This is an opportunity to see a rare rocket take to the skies, and interested readers can catch the proceedings on Doordarshan, with pre-launch programming typically starting about half an hour before the final countdown. ISRO is also inviting the general public to witness the launch from the viewing gallery. The rocket has been rolled out to the second launch pad at the Satish Dhawan Space Centre (SDSC) in the Sriharikota High Altitude Range (SHAR), the location of ISRO’s only spaceport at the moment. ISRO is in the process of building its second launch complex at Kulasekharapatnam in Tamil Nadu.
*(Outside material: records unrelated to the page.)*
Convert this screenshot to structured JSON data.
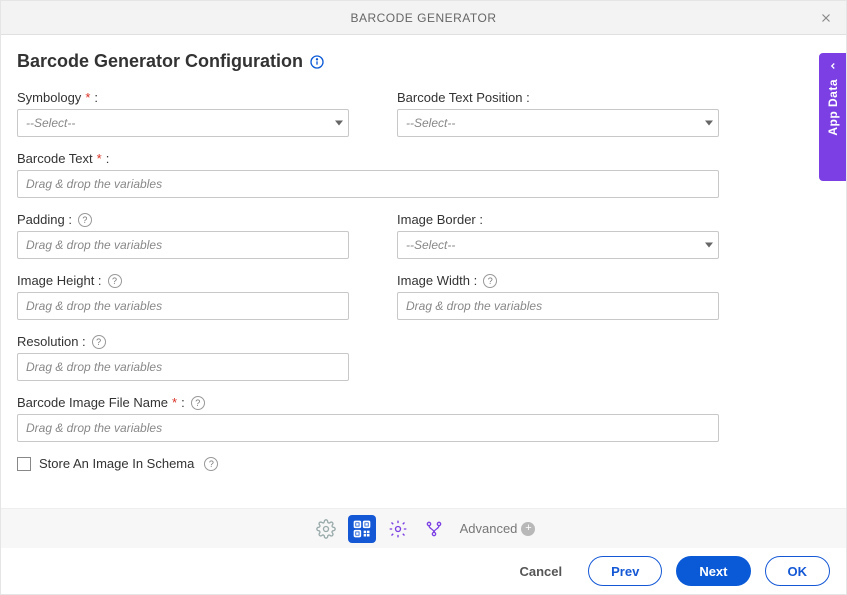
{
  "header": {
    "title": "BARCODE GENERATOR"
  },
  "page_title": "Barcode Generator Configuration",
  "side_tab": {
    "label": "App Data"
  },
  "fields": {
    "symbology": {
      "label": "Symbology",
      "required": "*",
      "colon": ":",
      "placeholder": "--Select--"
    },
    "barcode_text_position": {
      "label": "Barcode Text Position :",
      "placeholder": "--Select--"
    },
    "barcode_text": {
      "label": "Barcode Text",
      "required": "*",
      "colon": ":",
      "placeholder": "Drag & drop the variables"
    },
    "padding": {
      "label": "Padding :",
      "placeholder": "Drag & drop the variables"
    },
    "image_border": {
      "label": "Image Border :",
      "placeholder": "--Select--"
    },
    "image_height": {
      "label": "Image Height :",
      "placeholder": "Drag & drop the variables"
    },
    "image_width": {
      "label": "Image Width :",
      "placeholder": "Drag & drop the variables"
    },
    "resolution": {
      "label": "Resolution :",
      "placeholder": "Drag & drop the variables"
    },
    "barcode_image_file_name": {
      "label": "Barcode Image File Name",
      "required": "*",
      "colon": ":",
      "placeholder": "Drag & drop the variables"
    },
    "store_image": {
      "label": "Store An Image In Schema"
    }
  },
  "toolbar": {
    "advanced_label": "Advanced"
  },
  "footer": {
    "cancel": "Cancel",
    "prev": "Prev",
    "next": "Next",
    "ok": "OK"
  }
}
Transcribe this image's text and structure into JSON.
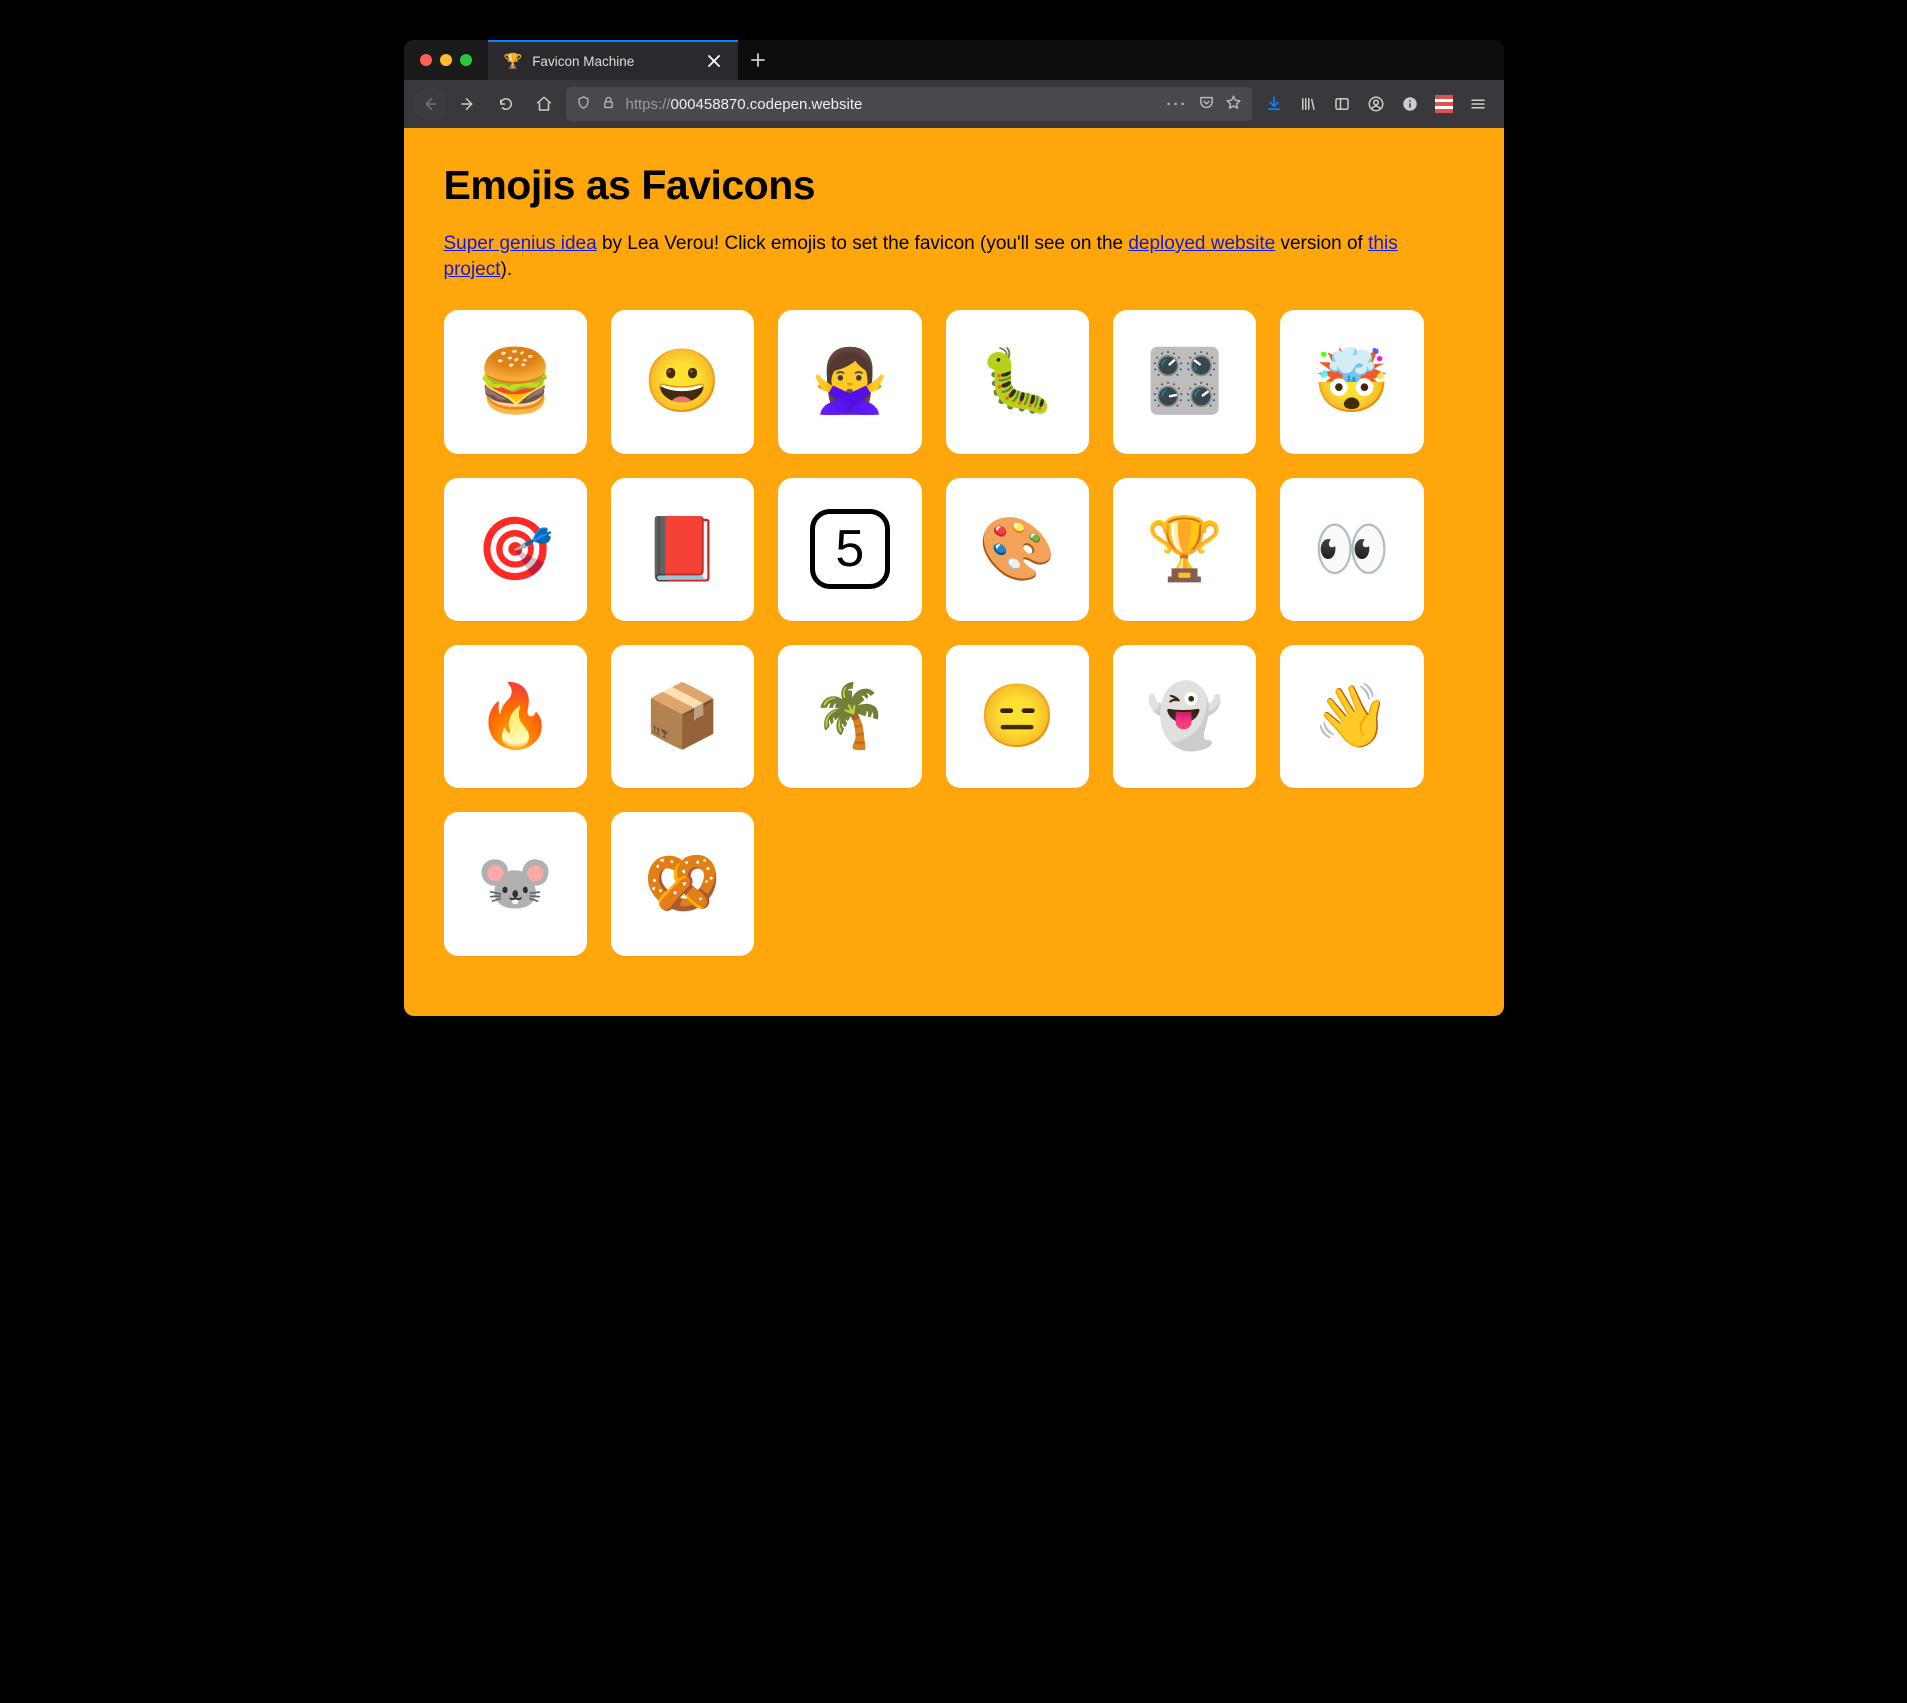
{
  "browser": {
    "tab": {
      "favicon": "🏆",
      "title": "Favicon Machine"
    },
    "url": {
      "protocol": "https://",
      "host": "000458870.codepen.website",
      "path": ""
    }
  },
  "page": {
    "heading": "Emojis as Favicons",
    "intro": {
      "link1_text": "Super genius idea",
      "text1": " by Lea Verou! Click emojis to set the favicon (you'll see on the ",
      "link2_text": "deployed website",
      "text2": " version of ",
      "link3_text": "this project",
      "text3": ")."
    },
    "emojis": [
      {
        "name": "hamburger",
        "char": "🍔"
      },
      {
        "name": "grinning-face",
        "char": "😀"
      },
      {
        "name": "no-good-woman",
        "char": "🙅‍♀️"
      },
      {
        "name": "caterpillar",
        "char": "🐛"
      },
      {
        "name": "control-knobs",
        "char": "🎛️"
      },
      {
        "name": "exploding-head",
        "char": "🤯"
      },
      {
        "name": "direct-hit",
        "char": "🎯"
      },
      {
        "name": "closed-book",
        "char": "📕"
      },
      {
        "name": "keycap-5",
        "char": "5"
      },
      {
        "name": "artist-palette",
        "char": "🎨"
      },
      {
        "name": "trophy",
        "char": "🏆"
      },
      {
        "name": "eyes",
        "char": "👀"
      },
      {
        "name": "fire",
        "char": "🔥"
      },
      {
        "name": "package",
        "char": "📦"
      },
      {
        "name": "palm-tree",
        "char": "🌴"
      },
      {
        "name": "expressionless-face",
        "char": "😑"
      },
      {
        "name": "ghost",
        "char": "👻"
      },
      {
        "name": "waving-hand",
        "char": "👋"
      },
      {
        "name": "mouse-face",
        "char": "🐭"
      },
      {
        "name": "pretzel",
        "char": "🥨"
      }
    ]
  }
}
What is the purpose of INSAT-3DS?
INSAT-3DS is an Earth Observation Satellite, designed to provide continuity of service to the INSAT-3D and INSAT-3DR missions, both of which are continuing to orbit the Earth. The satellite will be deployed into the Geosynchronous Transfer Orbit (GTO), after which it will use on-board propulsion to raise its altitude and reach its intended geosynchronous orbit. The satellite is fully funded by the Ministry of Earth Sciences (MoES), and has a sophisticated suite of instruments on board that will improve weather forecasting and disaster warning for the citizens of India.